On March 11, 2011, residents throughout the Pacific and on the mainland’s west coast braced themselves for a tsunami, generated from a destructive 9.0 magnitude earthquake off the northeastern coast of Japan. While the Pacific Tsunami Warning Center took the lead in alerting ocean-side venues, it was a training facility nestled in Mānoa Valley, led by University of Hawai‘i researchers, that has been working behind the scenes daily to make sure response to such natural disasters is adept and widespread.
At the National Disaster Preparedness Training Center (NDPTC) at the Mānoa Innovation Center, Executive Director and UH Mānoa Professor Karl Kim and his team routinely provide all-hazards training throughout the U.S. and its territories, with an emphasis on natural hazards in island and coastal communities. NDPTC is one of seven federally funded members of the National Domestic Preparedness Consortium, which collectively conduct research to develop and deliver disaster training for responders, decision-makers, policy analysts and urban planners—ensuring that they are prepared to respond in an event of a catastrophe.
Among the many ongoing training courses offered at the NDPTC is a FEMA-certified Tsunami Awareness course (AWR-217) that provides a basic understanding of tsunamis, hazard assessment, warning and dissemination, and community response strategies to effectively reduce tsunami risk. The goal of the 8-hour course is to enhance participants’ abilities to support their organizational preparedness and response efforts.

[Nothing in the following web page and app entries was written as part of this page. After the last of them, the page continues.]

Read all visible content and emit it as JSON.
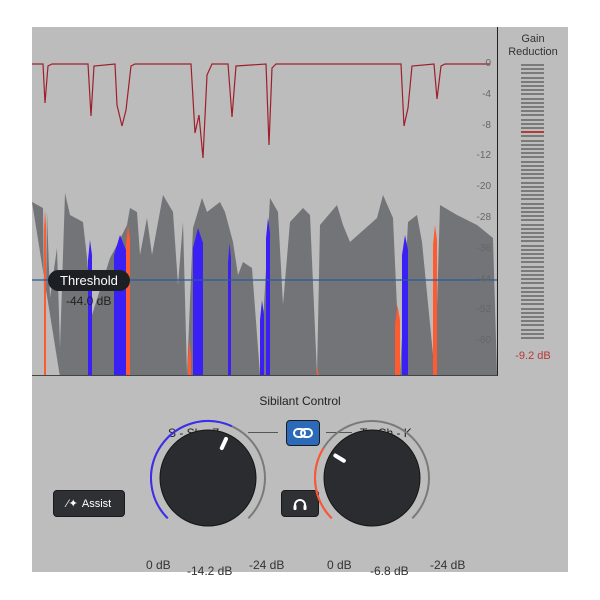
{
  "graph": {
    "axis_ticks": [
      "0",
      "-4",
      "-8",
      "-12",
      "-20",
      "-28",
      "-36",
      "-44",
      "-52",
      "-60"
    ],
    "threshold_label": "Threshold",
    "threshold_value": "-44.0 dB"
  },
  "meter": {
    "title": "Gain Reduction",
    "value": "-9.2 dB",
    "level_db": -9.2
  },
  "controls": {
    "title": "Sibilant Control",
    "left_band": "S - Sh - Z",
    "right_band": "T - Ch - K",
    "link_icon": "link-icon",
    "assist_label": "Assist",
    "assist_icon": "magic-wand-icon",
    "listen_icon": "headphones-icon",
    "knob_left": {
      "min_label": "0 dB",
      "max_label": "-24 dB",
      "value_label": "-14.2 dB",
      "value": -14.2,
      "color": "#3b2cf0"
    },
    "knob_right": {
      "min_label": "0 dB",
      "max_label": "-24 dB",
      "value_label": "-6.8 dB",
      "value": -6.8,
      "color": "#ff5533"
    }
  },
  "colors": {
    "gain_curve": "#9e1f2b",
    "waveform": "#727478",
    "sibilant_s": "#3b20f5",
    "sibilant_t": "#ff5a30",
    "threshold_line": "#2a5a9a",
    "link_active": "#2a6ab8"
  }
}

No advanced knowledge and experience of tsunamis is required in order to sign up for the course.
Organizers note that effective response requires pre-event planning and preparation to ensure that the public knows what to do and where to evacuate before destructive waves arrive, and to know when it is all-clear and safe to return. “This is the first FEMA-certified course on tsunamis offered through NDPTC, which we developed because of the serious threat to Hawai‘i and other Pacific island communities,” said Kim. “We’re fortunate to have a strong collaborative relationship with NOAA, International Tsunami Information Center, Pacific Services Center and the Pacific Risk Management ‘ohana, as well as many other state and local agencies.” Kim added that the NDPTC has worked with partners in American Samoa to have course materials translated into Samoan.

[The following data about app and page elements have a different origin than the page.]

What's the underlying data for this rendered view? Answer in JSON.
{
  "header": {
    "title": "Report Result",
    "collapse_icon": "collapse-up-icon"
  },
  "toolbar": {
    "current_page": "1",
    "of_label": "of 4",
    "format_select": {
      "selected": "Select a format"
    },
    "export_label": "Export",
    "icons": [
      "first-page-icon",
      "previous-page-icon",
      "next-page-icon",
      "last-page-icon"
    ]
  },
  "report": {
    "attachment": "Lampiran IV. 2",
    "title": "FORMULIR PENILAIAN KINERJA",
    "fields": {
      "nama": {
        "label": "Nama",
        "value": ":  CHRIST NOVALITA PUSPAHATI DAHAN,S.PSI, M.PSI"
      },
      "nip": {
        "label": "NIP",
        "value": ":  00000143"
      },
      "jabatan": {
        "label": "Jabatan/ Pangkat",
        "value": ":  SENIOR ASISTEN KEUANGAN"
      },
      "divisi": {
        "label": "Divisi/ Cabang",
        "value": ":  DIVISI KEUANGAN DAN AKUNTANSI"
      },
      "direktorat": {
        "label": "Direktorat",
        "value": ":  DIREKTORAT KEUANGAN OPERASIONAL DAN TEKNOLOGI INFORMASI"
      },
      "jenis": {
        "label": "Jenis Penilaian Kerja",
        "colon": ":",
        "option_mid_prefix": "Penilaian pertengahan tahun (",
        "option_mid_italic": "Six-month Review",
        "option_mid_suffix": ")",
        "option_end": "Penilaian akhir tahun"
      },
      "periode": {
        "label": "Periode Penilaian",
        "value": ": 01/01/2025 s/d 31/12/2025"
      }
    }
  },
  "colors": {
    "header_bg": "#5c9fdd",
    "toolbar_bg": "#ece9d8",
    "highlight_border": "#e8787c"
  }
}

This month, trainings will be conducted and delivered to first-responders in American Samoa, Guam and Honolulu. Participants interested in signing up for the Honolulu course on March 30 can go to http://ndptc.hawaii.edu/training.html. To learn more about the National Disaster Preparedness Training Center, visit http://ndptc.hawaii.edu/index.php.

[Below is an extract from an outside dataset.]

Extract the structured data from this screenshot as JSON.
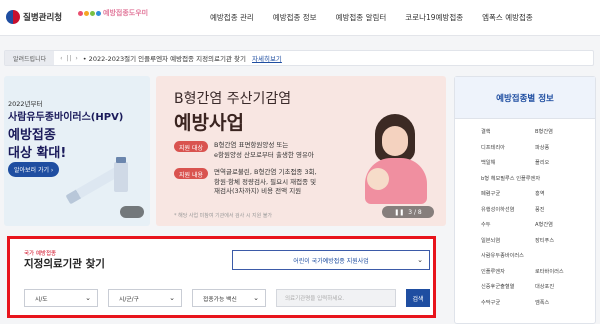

For more information, contact Karl Kim at (808) 988-5144 or firstname.lastname@example.org.
Top photo: On September 29, 2009, an 8.3-magnitude earthquake in the South Pacific triggered a massive tsunami in American Samoa.